As the publishing industry grinds to a temporary halt for the winter holiday season, a number of authors are hoping for a holiday miracle in the form of an offer or else bracing for quick-form rejection letters for outstanding queries as agents and editors seek to rapidly clean their inboxes before indulging in a short winter break in order to spend time with friends and family. We all deserve a break—though it can feel difficult to allow yourself permission to rest when success still feels like it’s lying in wait just a little further ahead.
Winter can be an invigorating time for us writer folk. We look forward to long months where the cold and dark give us the perfect excuse to spend hours upon hours curled up inside (preferably with steaming mugs of hot chocolate) happily plunking away at our manuscripts. Sometimes, though, winter can be a dispiriting time where the cold and bitter seem to overwhelm, and it’s difficult to believe that spring’s thaw is just around the corner, waiting to uncover newly fertile soil.
For many in the kidlit industry, the past couple years have been tough ones. Even before COVID-19 reared its ugly head, there was a feeling of burnout and overwhelm. Just last Friday, Author Marie Tureaud helpfully put a finger on the vague sense of dis-ease many of us have been feeling when she tweeted a thread about this very topic:
Tureaud offers an inside look into what we have all been able to witness from the outside: the kidlit industry is struggling, and authors are becoming dispirited in the face of lower-than-average interest in queried manuscripts.

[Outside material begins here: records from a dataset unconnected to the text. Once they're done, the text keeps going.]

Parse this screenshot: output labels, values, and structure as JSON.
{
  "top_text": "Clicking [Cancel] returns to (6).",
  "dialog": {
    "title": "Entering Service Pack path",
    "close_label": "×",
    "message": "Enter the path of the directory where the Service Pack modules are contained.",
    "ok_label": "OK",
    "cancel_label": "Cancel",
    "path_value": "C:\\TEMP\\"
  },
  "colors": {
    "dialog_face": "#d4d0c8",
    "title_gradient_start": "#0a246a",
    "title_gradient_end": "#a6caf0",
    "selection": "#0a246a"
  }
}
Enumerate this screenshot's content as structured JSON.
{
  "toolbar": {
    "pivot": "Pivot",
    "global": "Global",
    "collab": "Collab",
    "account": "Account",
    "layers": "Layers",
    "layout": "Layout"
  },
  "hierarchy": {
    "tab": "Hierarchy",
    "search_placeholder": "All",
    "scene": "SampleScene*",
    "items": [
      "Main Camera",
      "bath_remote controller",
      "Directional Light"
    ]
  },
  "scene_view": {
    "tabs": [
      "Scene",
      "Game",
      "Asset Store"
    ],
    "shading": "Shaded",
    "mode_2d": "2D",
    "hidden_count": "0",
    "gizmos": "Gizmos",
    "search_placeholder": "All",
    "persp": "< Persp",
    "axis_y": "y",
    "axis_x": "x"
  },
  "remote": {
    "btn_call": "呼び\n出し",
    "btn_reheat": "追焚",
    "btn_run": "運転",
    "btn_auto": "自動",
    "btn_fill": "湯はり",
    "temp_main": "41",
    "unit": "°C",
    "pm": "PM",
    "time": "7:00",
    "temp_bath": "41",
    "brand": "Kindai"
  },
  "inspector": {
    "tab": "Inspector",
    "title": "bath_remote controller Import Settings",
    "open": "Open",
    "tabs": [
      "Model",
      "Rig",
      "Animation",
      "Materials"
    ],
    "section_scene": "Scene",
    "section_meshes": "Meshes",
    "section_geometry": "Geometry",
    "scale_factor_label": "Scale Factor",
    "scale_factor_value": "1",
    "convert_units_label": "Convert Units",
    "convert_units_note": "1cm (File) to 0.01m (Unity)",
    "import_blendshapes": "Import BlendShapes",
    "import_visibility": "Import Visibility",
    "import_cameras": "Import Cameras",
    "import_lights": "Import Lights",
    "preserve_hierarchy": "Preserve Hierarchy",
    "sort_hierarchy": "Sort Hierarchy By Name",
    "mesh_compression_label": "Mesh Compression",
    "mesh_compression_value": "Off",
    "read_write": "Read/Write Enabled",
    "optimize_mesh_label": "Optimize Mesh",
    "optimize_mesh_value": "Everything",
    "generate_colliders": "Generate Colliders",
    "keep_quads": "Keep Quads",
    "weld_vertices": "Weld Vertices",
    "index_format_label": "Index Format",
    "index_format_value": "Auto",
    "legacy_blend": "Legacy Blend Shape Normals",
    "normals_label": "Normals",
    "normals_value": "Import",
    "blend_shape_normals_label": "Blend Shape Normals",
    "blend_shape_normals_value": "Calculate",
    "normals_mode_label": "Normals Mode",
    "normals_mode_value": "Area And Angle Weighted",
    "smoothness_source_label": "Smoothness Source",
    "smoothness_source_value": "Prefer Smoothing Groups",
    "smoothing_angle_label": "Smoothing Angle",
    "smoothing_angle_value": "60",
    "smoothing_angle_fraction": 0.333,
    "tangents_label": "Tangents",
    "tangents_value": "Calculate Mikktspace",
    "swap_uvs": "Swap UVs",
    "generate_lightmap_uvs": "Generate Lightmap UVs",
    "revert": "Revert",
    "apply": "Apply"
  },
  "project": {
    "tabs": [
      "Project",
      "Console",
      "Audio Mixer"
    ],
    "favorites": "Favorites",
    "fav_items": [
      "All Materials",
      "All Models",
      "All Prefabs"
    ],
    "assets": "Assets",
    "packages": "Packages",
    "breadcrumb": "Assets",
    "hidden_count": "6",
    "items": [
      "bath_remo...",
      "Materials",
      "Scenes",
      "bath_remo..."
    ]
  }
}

Hopefully this is a temporary phenomenon—in fact there’s good reason to be optimistic about the long-term future of kidlit—however by this point it’s clear that many authors will need to adjust expectations in the short term.
And that’s where Tureard’s advice—to use this time not to scramble, hustle, or ‘get ahead,’ but rather, TO REST—may be most applicable. For those feeling especially overwhelmed, to the point where they’re wondering whether or not it’s even worth it to pursue a career in kidlit—I might suggest taking the concept of “rest” even further this season by indulging in some real, quality wintering.
Katherine May, author of Wintering : The Power of Rest and Retreat in Difficult Times, gives us the following definition in her new book:
“Wintering is a season in the cold. It is a fallow period in life when you’re cut off from the world, feeling rejected, sidelined, blocked from progress, or cast into the role of an outsider.”
According to May, wintering is what we often do after a big transition, shock, or disappointment. It can be lonely, sometimes even emotionally painful, and many of us would rather avoid it—but it’s actually a necessary phase in which we reckon with the unpleasantness life has dealt us, gather our strength back to ourselves, and develop a toughened outer skin, a chrysalis from which will we soon break through and emerge newly ready to take on life’s challenges.
Many writers, including myself, could benefit from such a season in the midst of what amounts to a fallow time for the industry. If you are feeling burned out or beaten down by the difficult publishing landscape, consider whether your inner writer might be experiencing a season of wintering—and whether you can support yourself in taking time for the rest and renewal your creative brain may be craving!